We have irreconcilable differences

On a number of occasions, I have been asked by clients whether it is possible for a divorce to be progressed on the basis of irreconcilable differences.  Unfortunately, whilst this is an option if you were getting divorced in the USA, this is not currently a valid divorce ground under English Law.  However, the No Fault Divorce Bill 2015-2016 is currently with Parliament and scheduled for a second reading on 22 April 2016. Therefore, this situation may very well change at some point in the future.

It's not adultery, we were already separated

Clients often think that, provided they are separated from their spouses, if they start a new relationship this will not be considered as adulterous. However, until such time as the marriage is formally dissolved by the Court, if one party enters into a sexual relationship with someone else of the opposite sex, then they will have committed adultery and a divorce could be progressed on this basis.

If I issue the Divorce Petition, then I will get a better settlement

Again, this is not correct. In general terms, irrespective of who issues the petition and the grounds that are used; this will not have a bearing on either the arrangements for any children or the financial aspects of the case. Both of these issues will be considered by the Court on a separate basis and will be determined by the facts of the case and not what is in the divorce petition.

I want a quickie divorce

Despite what is stated in the press, there is no such thing as a 'quickie divorce'. The legal process is the same for anyone who gets divorced in England irrespective of their status or the ground for divorce relied upon.
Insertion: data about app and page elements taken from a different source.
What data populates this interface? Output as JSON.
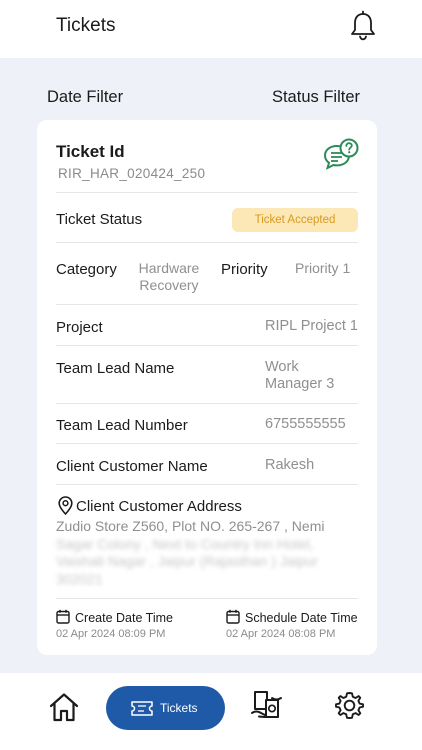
{
  "header": {
    "title": "Tickets",
    "bell_icon": "bell-icon"
  },
  "filters": {
    "date_label": "Date Filter",
    "status_label": "Status Filter"
  },
  "ticket": {
    "id_title": "Ticket Id",
    "id_value": "RIR_HAR_020424_250",
    "chat_icon": "chat-bubbles-icon",
    "status_label": "Ticket Status",
    "status_value": "Ticket Accepted",
    "category_label": "Category",
    "category_value": "Hardware Recovery",
    "priority_label": "Priority",
    "priority_value": "Priority 1",
    "project_label": "Project",
    "project_value": "RIPL Project 1",
    "team_lead_label": "Team Lead Name",
    "team_lead_value": "Work Manager 3",
    "team_lead_number_label": "Team Lead Number",
    "team_lead_number_value": "6755555555",
    "client_name_label": "Client Customer Name",
    "client_name_value": "Rakesh",
    "address_label": "Client Customer Address",
    "address_lines": [
      "Zudio Store Z560, Plot NO. 265-267 , Nemi",
      "Sagar Colony , Next to Country Inn Hotel,",
      "Vaishali Nagar , Jaipur (Rajasthan ) Jaipur",
      "302021"
    ],
    "create_label": "Create Date Time",
    "create_value": "02 Apr 2024 08:09 PM",
    "schedule_label": "Schedule Date Time",
    "schedule_value": "02 Apr 2024 08:08 PM"
  },
  "nav": {
    "home_icon": "home-icon",
    "tickets_label": "Tickets",
    "handover_icon": "handover-icon",
    "settings_icon": "settings-icon"
  },
  "colors": {
    "primary": "#1e5aa8",
    "badge_bg": "#fce7b6",
    "badge_text": "#d89a20",
    "chat_icon": "#2e8b57",
    "background": "#eef1f7"
  }
}
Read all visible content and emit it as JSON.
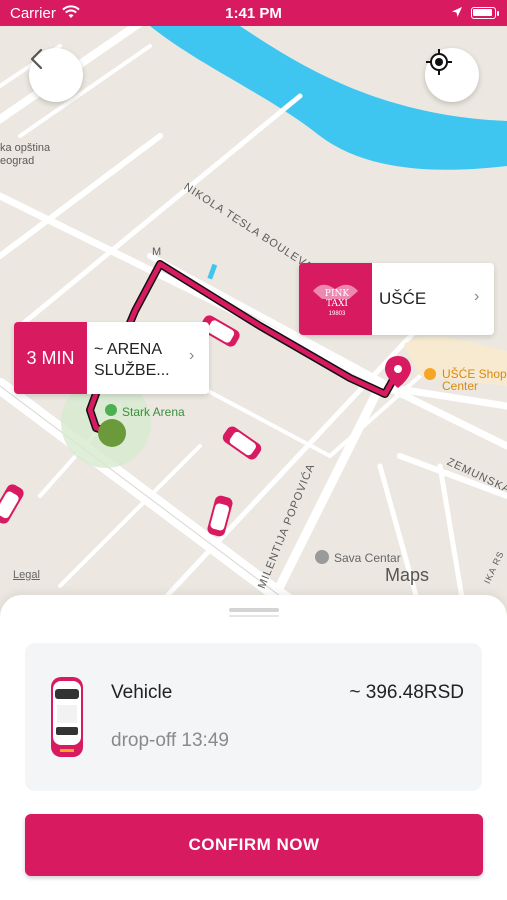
{
  "status_bar": {
    "carrier": "Carrier",
    "time": "1:41 PM"
  },
  "map": {
    "street_labels": [
      "NIKOLA TESLA BOULEVARD",
      "MILENTIJA POPOVIĆA",
      "ZEMUNSKA",
      "ka opština",
      "eograd",
      "M",
      "IKA RS"
    ],
    "poi_labels": {
      "stark_arena": "Stark Arena",
      "sava_centar": "Sava Centar",
      "usce_shop": "UŠĆE Shop",
      "usce_center": "Center"
    },
    "legal": "Legal",
    "maps_brand": "Maps",
    "colors": {
      "route": "#d81b60",
      "water": "#3fc6f0",
      "land": "#ece8e1",
      "road": "#ffffff"
    }
  },
  "destination_card": {
    "logo_text": "PINK TAXI",
    "logo_sub": "19803",
    "name": "UŠĆE"
  },
  "eta_card": {
    "eta": "3 MIN",
    "name": "~ ARENA SLUŽBE..."
  },
  "vehicle": {
    "name": "Vehicle",
    "price": "~ 396.48RSD",
    "dropoff": "drop-off 13:49"
  },
  "confirm_label": "CONFIRM NOW",
  "accent_color": "#d81b60"
}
Read our detailed guide to the divorce process.

I have a claim because we are Common Law Husband and Wife

Whilst it is often through that, if a cohabiting couple live together long enough, they will generate claims against each other. However, this is not correct unless they subsequently get married or enter into a civil partnership. Whilst a number of couples do not feel the need to take this step and this is completely their choice, it will mean that, in the absence of any cohabitation agreement being drawn up between them, any future disputes will be dealt with on a strict civil basis by the Court as opposed to wider discretion the Court is provided when dealing with a married couple. Read more detail here.

Getting Parental Responsibility will give me rights over the child
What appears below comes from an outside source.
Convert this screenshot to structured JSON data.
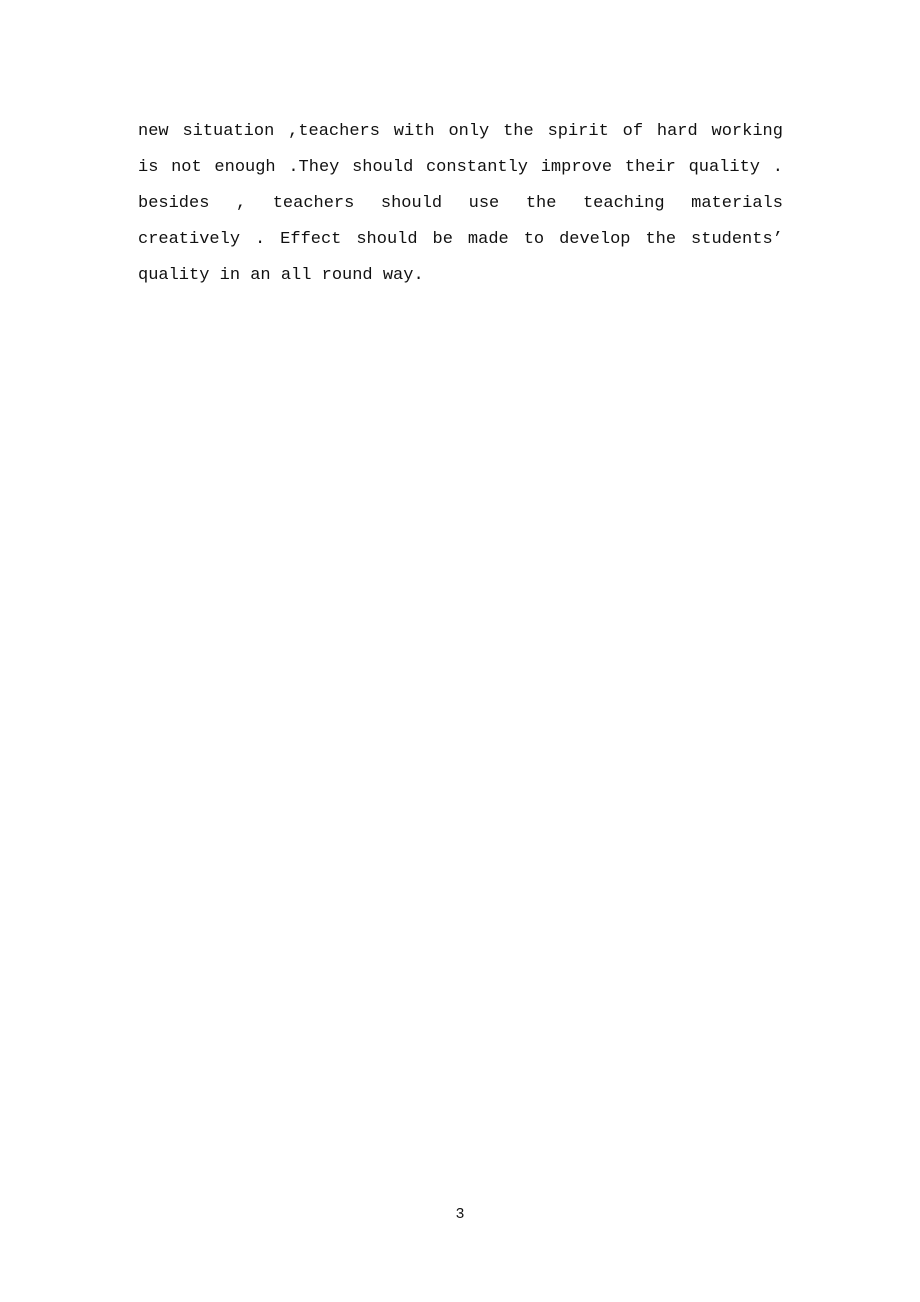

Many separating couples fear a relationship breakdown with a child. As such, it is felt that obtaining Parental Responsibility will strengthen their position in some way, but this is not the case.

Whilst mothers automatically get Parental Responsibility, since 2003 if the father is named on the child's birth certificate, he will also automatically acquire this. Even if a father's name is not on the birth certificate, if the parents subsequently marry, the Father will acquire Parental Responsibility as a result.
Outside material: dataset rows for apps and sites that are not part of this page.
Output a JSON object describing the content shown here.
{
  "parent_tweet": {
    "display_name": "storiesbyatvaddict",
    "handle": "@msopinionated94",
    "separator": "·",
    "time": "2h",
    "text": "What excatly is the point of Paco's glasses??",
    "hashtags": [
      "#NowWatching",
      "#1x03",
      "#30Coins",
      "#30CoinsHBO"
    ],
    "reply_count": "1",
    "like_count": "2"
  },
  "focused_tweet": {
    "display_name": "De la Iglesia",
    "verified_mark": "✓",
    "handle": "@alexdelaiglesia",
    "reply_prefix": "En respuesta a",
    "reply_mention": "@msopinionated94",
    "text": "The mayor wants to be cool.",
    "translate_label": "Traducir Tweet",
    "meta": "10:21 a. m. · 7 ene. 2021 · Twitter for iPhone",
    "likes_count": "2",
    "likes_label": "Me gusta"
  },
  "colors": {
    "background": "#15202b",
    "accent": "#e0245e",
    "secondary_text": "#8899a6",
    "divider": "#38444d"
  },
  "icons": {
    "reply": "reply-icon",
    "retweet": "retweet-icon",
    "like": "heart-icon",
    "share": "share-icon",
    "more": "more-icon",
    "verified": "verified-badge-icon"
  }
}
It is important to note that Parental Responsibility does not set up any rights over the child; it creates an obligation for those named to ensure the wellbeing of the child is catered for on a day to day basis. As such, any practical arrangements for the child (such as which parent they will live with and the time they spend with the non-resident parent) will still have to be agreed by the parents or as determined by the Court. This will be based purely on what is in the child's best interests irrespective of whether Parental Responsibility is provided to a party.

How we can help

Should you need advice with any aspect of your divorce or separation, please contact me or another member of the family team. We are pleased to offer a 50% discount to new clients for an initial consultation in relation to divorce proceedings.